I think that LfW is perfect as it is. I use it and recommend it every time someone asks me for a tip for beginners. I also test it whenever I can, and I'm willing to help even more, so I don't think it should have some radical change.
* Should Lua and LuaJIT v2.x be included?
LuaJIT impose some restrictions on modules so there will be less modules available for LfW to include if LuaJIT is the main interpreter. LuaJIT for me is a tool for advanced developers, LfW is a tool for everyone, that include beginners. And those advanced developers know how to rebuild any module to fit their needs. This already happen with IUP for instance, although the pre-compiled binaries are not compatible with LuaJIT, recompiling the IupLua binding with a simple define is enough to make it compatible (although leaving the internal Lua files exposed).
* What are the most important modules for the stripped down version of LfW?
Why you have to reduce the current number of modules? Since LfW is already stable, to update a module binary is not simple?

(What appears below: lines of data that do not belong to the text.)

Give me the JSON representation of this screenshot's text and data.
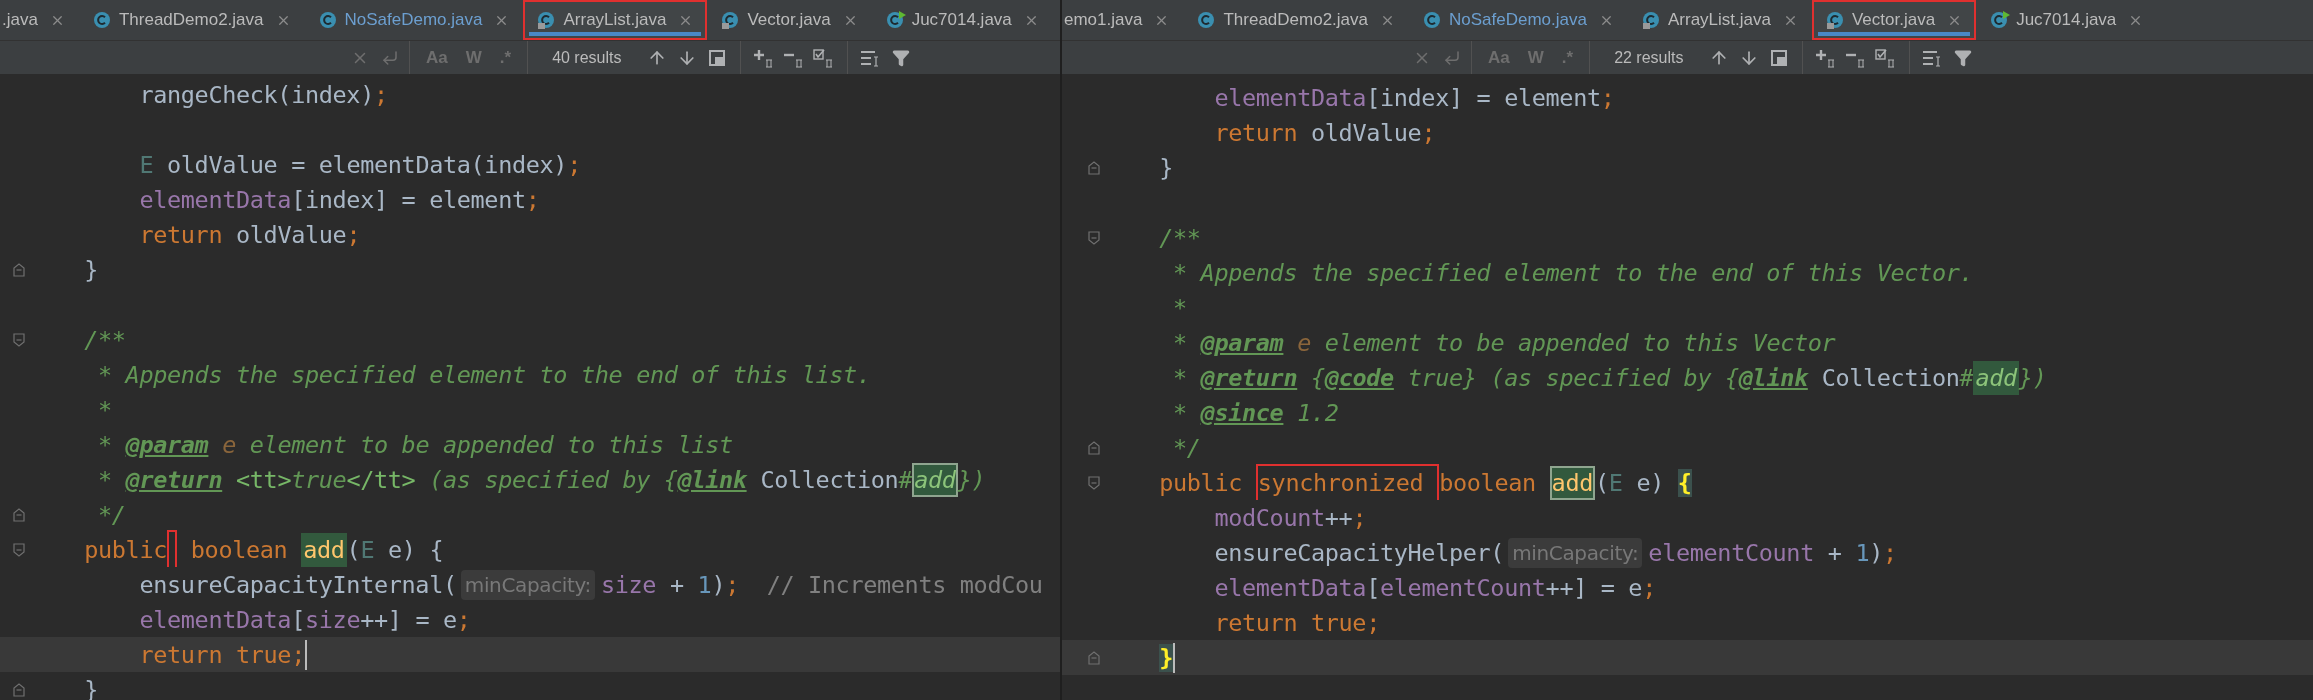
{
  "panes": [
    {
      "tabs": [
        {
          "label": ".java",
          "kind": "plain",
          "selected": false,
          "modified": false,
          "outlined": false
        },
        {
          "label": "ThreadDemo2.java",
          "kind": "class",
          "selected": false,
          "modified": false,
          "outlined": false
        },
        {
          "label": "NoSafeDemo.java",
          "kind": "class",
          "selected": false,
          "modified": true,
          "outlined": false
        },
        {
          "label": "ArrayList.java",
          "kind": "locked-class",
          "selected": true,
          "modified": false,
          "outlined": true
        },
        {
          "label": "Vector.java",
          "kind": "locked-class",
          "selected": false,
          "modified": false,
          "outlined": false
        },
        {
          "label": "Juc7014.java",
          "kind": "run-class",
          "selected": false,
          "modified": false,
          "outlined": false
        }
      ],
      "find_bar": {
        "toggles": [
          "Aa",
          "W",
          ".*"
        ],
        "results": "40 results"
      },
      "lines": [
        {
          "kind": "plain",
          "current": false,
          "tokens": [
            {
              "kind": "plain",
              "text": "        rangeCheck(index)"
            },
            {
              "kind": "punct",
              "text": ";"
            }
          ]
        },
        {
          "kind": "plain",
          "current": false
        },
        {
          "kind": "plain",
          "current": false,
          "tokens": [
            {
              "kind": "type-param",
              "text": "        E"
            },
            {
              "kind": "plain",
              "text": " oldValue = elementData(index)"
            },
            {
              "kind": "punct",
              "text": ";"
            }
          ]
        },
        {
          "kind": "plain",
          "current": false,
          "tokens": [
            {
              "kind": "field",
              "text": "        elementData"
            },
            {
              "kind": "plain",
              "text": "[index] = element"
            },
            {
              "kind": "punct",
              "text": ";"
            }
          ]
        },
        {
          "kind": "plain",
          "current": false,
          "tokens": [
            {
              "kind": "keyword",
              "text": "        return"
            },
            {
              "kind": "plain",
              "text": " oldValue"
            },
            {
              "kind": "punct",
              "text": ";"
            }
          ]
        },
        {
          "kind": "fold-end",
          "current": false,
          "tokens": [
            {
              "kind": "plain",
              "text": "    }"
            }
          ]
        },
        {
          "kind": "plain",
          "current": false
        },
        {
          "kind": "fold-start",
          "current": false,
          "tokens": [
            {
              "kind": "doc",
              "text": "    /**"
            }
          ]
        },
        {
          "kind": "plain",
          "current": false,
          "tokens": [
            {
              "kind": "doc",
              "text": "     * Appends the specified element to the end of this list."
            }
          ]
        },
        {
          "kind": "plain",
          "current": false,
          "tokens": [
            {
              "kind": "doc",
              "text": "     *"
            }
          ]
        },
        {
          "kind": "plain",
          "current": false,
          "tokens": [
            {
              "kind": "doc",
              "text": "     * "
            },
            {
              "kind": "doc-tag",
              "text": "@param"
            },
            {
              "kind": "param-ref",
              "text": " e"
            },
            {
              "kind": "doc",
              "text": " element to be appended to this list"
            }
          ]
        },
        {
          "kind": "plain",
          "current": false,
          "tokens": [
            {
              "kind": "doc",
              "text": "     * "
            },
            {
              "kind": "doc-tag",
              "text": "@return"
            },
            {
              "kind": "doc-markup",
              "text": " <tt>"
            },
            {
              "kind": "doc",
              "text": "true"
            },
            {
              "kind": "doc-markup",
              "text": "</tt>"
            },
            {
              "kind": "doc",
              "text": " (as specified by {"
            },
            {
              "kind": "doc-tag",
              "text": "@link"
            },
            {
              "kind": "doc-ref",
              "text": " Collection"
            },
            {
              "kind": "doc",
              "text": "#"
            },
            {
              "kind": "doc-match",
              "text": "add",
              "current": true
            },
            {
              "kind": "doc",
              "text": "})"
            }
          ]
        },
        {
          "kind": "fold-end",
          "current": false,
          "tokens": [
            {
              "kind": "doc",
              "text": "     */"
            }
          ]
        },
        {
          "kind": "fold-start",
          "current": false,
          "tokens": [
            {
              "kind": "keyword",
              "text": "    public"
            },
            {
              "kind": "marker"
            },
            {
              "kind": "keyword",
              "text": " boolean "
            },
            {
              "kind": "method-match",
              "text": "add",
              "current": false
            },
            {
              "kind": "plain",
              "text": "("
            },
            {
              "kind": "type-param",
              "text": "E"
            },
            {
              "kind": "plain",
              "text": " e) {"
            }
          ]
        },
        {
          "kind": "plain",
          "current": false,
          "tokens": [
            {
              "kind": "plain",
              "text": "        ensureCapacityInternal("
            },
            {
              "kind": "hint",
              "text": "minCapacity:"
            },
            {
              "kind": "field",
              "text": "size"
            },
            {
              "kind": "plain",
              "text": " + "
            },
            {
              "kind": "number",
              "text": "1"
            },
            {
              "kind": "plain",
              "text": ")"
            },
            {
              "kind": "punct",
              "text": ";"
            },
            {
              "kind": "comment",
              "text": "  // Increments modCou"
            }
          ]
        },
        {
          "kind": "plain",
          "current": false,
          "tokens": [
            {
              "kind": "field",
              "text": "        elementData"
            },
            {
              "kind": "plain",
              "text": "["
            },
            {
              "kind": "field",
              "text": "size"
            },
            {
              "kind": "plain",
              "text": "++] = e"
            },
            {
              "kind": "punct",
              "text": ";"
            }
          ]
        },
        {
          "kind": "plain",
          "current": true,
          "tokens": [
            {
              "kind": "keyword",
              "text": "        return true"
            },
            {
              "kind": "punct",
              "text": ";"
            },
            {
              "kind": "caret"
            }
          ]
        },
        {
          "kind": "fold-end",
          "current": false,
          "tokens": [
            {
              "kind": "plain",
              "text": "    }"
            }
          ]
        }
      ]
    },
    {
      "tabs": [
        {
          "label": "emo1.java",
          "kind": "plain",
          "selected": false,
          "modified": false,
          "outlined": false
        },
        {
          "label": "ThreadDemo2.java",
          "kind": "class",
          "selected": false,
          "modified": false,
          "outlined": false
        },
        {
          "label": "NoSafeDemo.java",
          "kind": "class",
          "selected": false,
          "modified": true,
          "outlined": false
        },
        {
          "label": "ArrayList.java",
          "kind": "locked-class",
          "selected": false,
          "modified": false,
          "outlined": false
        },
        {
          "label": "Vector.java",
          "kind": "locked-class",
          "selected": true,
          "modified": false,
          "outlined": true
        },
        {
          "label": "Juc7014.java",
          "kind": "run-class",
          "selected": false,
          "modified": false,
          "outlined": false
        }
      ],
      "find_bar": {
        "toggles": [
          "Aa",
          "W",
          ".*"
        ],
        "results": "22 results"
      },
      "lines": [
        {
          "kind": "plain",
          "current": false,
          "tokens": [
            {
              "kind": "field",
              "text": "        elementData"
            },
            {
              "kind": "plain",
              "text": "[index] = element"
            },
            {
              "kind": "punct",
              "text": ";"
            }
          ]
        },
        {
          "kind": "plain",
          "current": false,
          "tokens": [
            {
              "kind": "keyword",
              "text": "        return"
            },
            {
              "kind": "plain",
              "text": " oldValue"
            },
            {
              "kind": "punct",
              "text": ";"
            }
          ]
        },
        {
          "kind": "fold-end",
          "current": false,
          "tokens": [
            {
              "kind": "plain",
              "text": "    }"
            }
          ]
        },
        {
          "kind": "plain",
          "current": false
        },
        {
          "kind": "fold-start",
          "current": false,
          "tokens": [
            {
              "kind": "doc",
              "text": "    /**"
            }
          ]
        },
        {
          "kind": "plain",
          "current": false,
          "tokens": [
            {
              "kind": "doc",
              "text": "     * Appends the specified element to the end of this Vector."
            }
          ]
        },
        {
          "kind": "plain",
          "current": false,
          "tokens": [
            {
              "kind": "doc",
              "text": "     *"
            }
          ]
        },
        {
          "kind": "plain",
          "current": false,
          "tokens": [
            {
              "kind": "doc",
              "text": "     * "
            },
            {
              "kind": "doc-tag",
              "text": "@param"
            },
            {
              "kind": "param-ref",
              "text": " e"
            },
            {
              "kind": "doc",
              "text": " element to be appended to this Vector"
            }
          ]
        },
        {
          "kind": "plain",
          "current": false,
          "tokens": [
            {
              "kind": "doc",
              "text": "     * "
            },
            {
              "kind": "doc-tag",
              "text": "@return"
            },
            {
              "kind": "doc",
              "text": " {"
            },
            {
              "kind": "doc-tag",
              "text": "@code"
            },
            {
              "kind": "doc",
              "text": " true} (as specified by {"
            },
            {
              "kind": "doc-tag",
              "text": "@link"
            },
            {
              "kind": "doc-ref",
              "text": " Collection"
            },
            {
              "kind": "doc",
              "text": "#"
            },
            {
              "kind": "doc-match",
              "text": "add",
              "current": false
            },
            {
              "kind": "doc",
              "text": "})"
            }
          ]
        },
        {
          "kind": "plain",
          "current": false,
          "tokens": [
            {
              "kind": "doc",
              "text": "     * "
            },
            {
              "kind": "doc-tag",
              "text": "@since"
            },
            {
              "kind": "doc",
              "text": " 1.2"
            }
          ]
        },
        {
          "kind": "fold-end",
          "current": false,
          "tokens": [
            {
              "kind": "doc",
              "text": "     */"
            }
          ]
        },
        {
          "kind": "fold-start",
          "current": false,
          "tokens": [
            {
              "kind": "keyword",
              "text": "    public "
            },
            {
              "kind": "outlined",
              "text": "synchronized "
            },
            {
              "kind": "keyword",
              "text": "boolean "
            },
            {
              "kind": "method-match",
              "text": "add",
              "current": true
            },
            {
              "kind": "plain",
              "text": "("
            },
            {
              "kind": "type-param",
              "text": "E"
            },
            {
              "kind": "plain",
              "text": " e) "
            },
            {
              "kind": "brace",
              "text": "{"
            }
          ]
        },
        {
          "kind": "plain",
          "current": false,
          "tokens": [
            {
              "kind": "field",
              "text": "        modCount"
            },
            {
              "kind": "plain",
              "text": "++"
            },
            {
              "kind": "punct",
              "text": ";"
            }
          ]
        },
        {
          "kind": "plain",
          "current": false,
          "tokens": [
            {
              "kind": "plain",
              "text": "        ensureCapacityHelper("
            },
            {
              "kind": "hint",
              "text": "minCapacity:"
            },
            {
              "kind": "field",
              "text": "elementCount"
            },
            {
              "kind": "plain",
              "text": " + "
            },
            {
              "kind": "number",
              "text": "1"
            },
            {
              "kind": "plain",
              "text": ")"
            },
            {
              "kind": "punct",
              "text": ";"
            }
          ]
        },
        {
          "kind": "plain",
          "current": false,
          "tokens": [
            {
              "kind": "field",
              "text": "        elementData"
            },
            {
              "kind": "plain",
              "text": "["
            },
            {
              "kind": "field",
              "text": "elementCount"
            },
            {
              "kind": "plain",
              "text": "++] = e"
            },
            {
              "kind": "punct",
              "text": ";"
            }
          ]
        },
        {
          "kind": "plain",
          "current": false,
          "tokens": [
            {
              "kind": "keyword",
              "text": "        return true"
            },
            {
              "kind": "punct",
              "text": ";"
            }
          ]
        },
        {
          "kind": "fold-end",
          "current": true,
          "tokens": [
            {
              "kind": "brace",
              "text": "    }"
            },
            {
              "kind": "caret"
            }
          ]
        }
      ]
    }
  ]
}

* Which packaging system should be used? LuaDist for building and LuaRocks for adding new libraries to users installs?
* Can this be made to be cross-platform? (I hope so, that is a personal goal)
Recently I used the Ubuntu and Fedora GUI based package installation systems. Both already have Lua and several modules available. I think that those sources will be preferred by users in a long term. Just a thought.
Anyway, if building from source code, it can be made portable. But again I think the charm of LfW is that it is great as it is for Windows.
Ryan, I don't get the need for another Holy Grail. You already have a Holy Grail... Despite the Run Time Library endless discussion, what are your real needs? For the end user, what will be the benefits from those changes?